- Field engineer is a term sometimes used within biomedical engineering. The term is mostly associated with biomedical engineers employed by the makers of highly specialized medical equipment, such as MRI and PET scanners. These individuals have gone through specialized training to travel in the field to handle more delicate service and repair requests.
- The discipline that integrates statistical analysis with the biological sciences is biostatistics. For example, a biostatistician may work with biologists, chemists, material scientists, chemical engineers, and industrial engineers to apply statistical methods that help solve real-world problems. Biostatisticians also provide analytical guidance for feasibility studies, preliminary research for investigational trials, and ongoing support for current research programs.
- Biosensors are devices that use biological agents and/or processes in the detection of other biological agents and/or processes, as well as devices that detect biological states and diseases. Devices that use biological agents to detect other biological agents include microfluidic chips that can be engineered for the detection of malaria, for example, or a microelectromechanical system (often abbreviated MEMS) that can be used to detect Dengue virus. This type of technology is often referred to as lab-on-a-chip technology or point-of-care testing. An example of techniques that detect biological states and diseases is molecular imaging, which is considered the frontier in biosensing in the field of diagnostic medical imaging over the past few decades. Molecular imaging detects physiological abnormalities; it is synonymous with magnetic resonance imaging (MRI), positron emission tomography (PET scans), and single-photon emission computed tomography (SPECT scans).
- Biomaterials are engineered materials placed into the body to minimize loss of structure and function. The material or object placed into the body is known as a foreign body. Based on our body’s reaction to such materials, there are three characterizations of the foreign body, as follows:
- The goal of biomaterial engineers is to achieve biocompatibility. To date, however, this goal has not yet truly been attained. Therefore, understanding normal tissue healing and foreign body response becomes critical to achieving biocompatibility.
Biomechanics (think Kinesiology)

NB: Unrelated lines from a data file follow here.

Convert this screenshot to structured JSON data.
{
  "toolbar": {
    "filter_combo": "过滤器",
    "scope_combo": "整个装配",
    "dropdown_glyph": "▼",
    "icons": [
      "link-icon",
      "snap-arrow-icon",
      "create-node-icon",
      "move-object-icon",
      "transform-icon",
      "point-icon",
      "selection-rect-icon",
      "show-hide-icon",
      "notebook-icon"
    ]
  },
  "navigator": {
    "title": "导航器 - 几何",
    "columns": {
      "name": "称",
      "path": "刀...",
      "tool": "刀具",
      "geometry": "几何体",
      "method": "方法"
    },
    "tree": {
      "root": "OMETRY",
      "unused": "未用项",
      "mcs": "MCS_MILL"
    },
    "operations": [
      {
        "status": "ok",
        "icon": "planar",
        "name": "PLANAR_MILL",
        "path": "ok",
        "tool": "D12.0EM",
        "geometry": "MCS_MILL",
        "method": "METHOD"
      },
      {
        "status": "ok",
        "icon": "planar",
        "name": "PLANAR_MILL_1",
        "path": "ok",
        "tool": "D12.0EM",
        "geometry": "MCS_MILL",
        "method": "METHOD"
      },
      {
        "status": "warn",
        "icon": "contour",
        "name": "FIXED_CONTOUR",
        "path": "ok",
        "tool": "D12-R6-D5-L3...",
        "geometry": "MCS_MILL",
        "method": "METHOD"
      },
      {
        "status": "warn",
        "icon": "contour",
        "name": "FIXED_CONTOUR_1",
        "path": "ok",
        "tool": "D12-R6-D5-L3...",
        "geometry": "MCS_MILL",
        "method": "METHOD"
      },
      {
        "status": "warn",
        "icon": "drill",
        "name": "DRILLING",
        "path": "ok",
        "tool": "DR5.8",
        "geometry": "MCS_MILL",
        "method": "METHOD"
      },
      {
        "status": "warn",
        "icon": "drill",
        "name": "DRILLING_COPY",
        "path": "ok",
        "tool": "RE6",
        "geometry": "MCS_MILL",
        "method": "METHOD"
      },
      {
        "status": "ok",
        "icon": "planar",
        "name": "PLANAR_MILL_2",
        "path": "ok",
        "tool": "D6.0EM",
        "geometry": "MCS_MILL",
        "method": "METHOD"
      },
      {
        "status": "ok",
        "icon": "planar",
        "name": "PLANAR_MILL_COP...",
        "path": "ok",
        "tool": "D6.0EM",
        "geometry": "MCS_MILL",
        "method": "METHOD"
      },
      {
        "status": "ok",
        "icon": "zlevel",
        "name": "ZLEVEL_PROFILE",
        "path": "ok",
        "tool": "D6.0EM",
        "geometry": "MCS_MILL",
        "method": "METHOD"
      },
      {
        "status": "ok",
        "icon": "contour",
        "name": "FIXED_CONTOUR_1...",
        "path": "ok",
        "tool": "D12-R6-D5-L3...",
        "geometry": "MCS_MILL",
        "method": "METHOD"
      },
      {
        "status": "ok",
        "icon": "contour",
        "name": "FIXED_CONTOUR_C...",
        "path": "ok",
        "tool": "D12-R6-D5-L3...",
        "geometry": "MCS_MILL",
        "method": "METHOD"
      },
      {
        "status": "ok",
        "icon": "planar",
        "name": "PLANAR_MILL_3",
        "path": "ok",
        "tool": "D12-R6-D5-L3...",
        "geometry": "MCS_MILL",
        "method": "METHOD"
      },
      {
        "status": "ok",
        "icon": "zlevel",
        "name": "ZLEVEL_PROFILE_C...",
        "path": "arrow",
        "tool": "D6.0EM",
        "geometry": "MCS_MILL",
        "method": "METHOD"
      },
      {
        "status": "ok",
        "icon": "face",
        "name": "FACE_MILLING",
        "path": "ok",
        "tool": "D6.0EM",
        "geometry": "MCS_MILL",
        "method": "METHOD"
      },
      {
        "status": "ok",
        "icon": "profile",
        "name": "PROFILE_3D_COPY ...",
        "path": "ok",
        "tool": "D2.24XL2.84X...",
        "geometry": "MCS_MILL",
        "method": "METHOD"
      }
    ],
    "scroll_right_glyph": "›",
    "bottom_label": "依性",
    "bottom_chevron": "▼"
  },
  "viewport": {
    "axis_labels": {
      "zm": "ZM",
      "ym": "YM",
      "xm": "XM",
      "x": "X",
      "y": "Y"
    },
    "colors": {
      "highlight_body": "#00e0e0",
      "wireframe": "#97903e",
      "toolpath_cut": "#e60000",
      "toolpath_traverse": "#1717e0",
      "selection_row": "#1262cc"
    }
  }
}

- The study of biomechanics is to better understand the mechanics of the body, and it includes human locomotion as well as body systems (such as the cardiovascular system). A biomechanics approach to locomotion first considers statics versus dynamics, and then considers kinetics and kinematics. We can say that kinetics examines the external forces acting on the body, and that kinematics describes movement without regard to such forces. Often the words biomechanics and kinesiology are used interchangeably. However, kinesiology means the study of movement, and it is more intently focused on anatomy and physiology, particularly the neuromusculoskeletal system.
The focus of this series seeks to relate the benefits of biomimicry on the humanities, and the topics that will be surveyed are as follows:
- Cardiovascular Medicine
- Other Medical Applications
- Fire Extinguishers, Winglets, and Wings
- Insert: On Eagles Wings
- Water Purification Systems
- Human Gait: Biomechanics/Kinesiology
- For More Information (and Education)
- Here we feature a formal biomimicry fellowship sponsored through the University of Akron’s Integrated Bioscience PhD Program, and similarly highlight the Great Lakes Biomimicry Institute.
When you find yourself pondering just what biomimicry is, think design, intelligent design, and creation, but please don’t think evolution. And then when considering biomimetic applications, let your imagination know no bounds.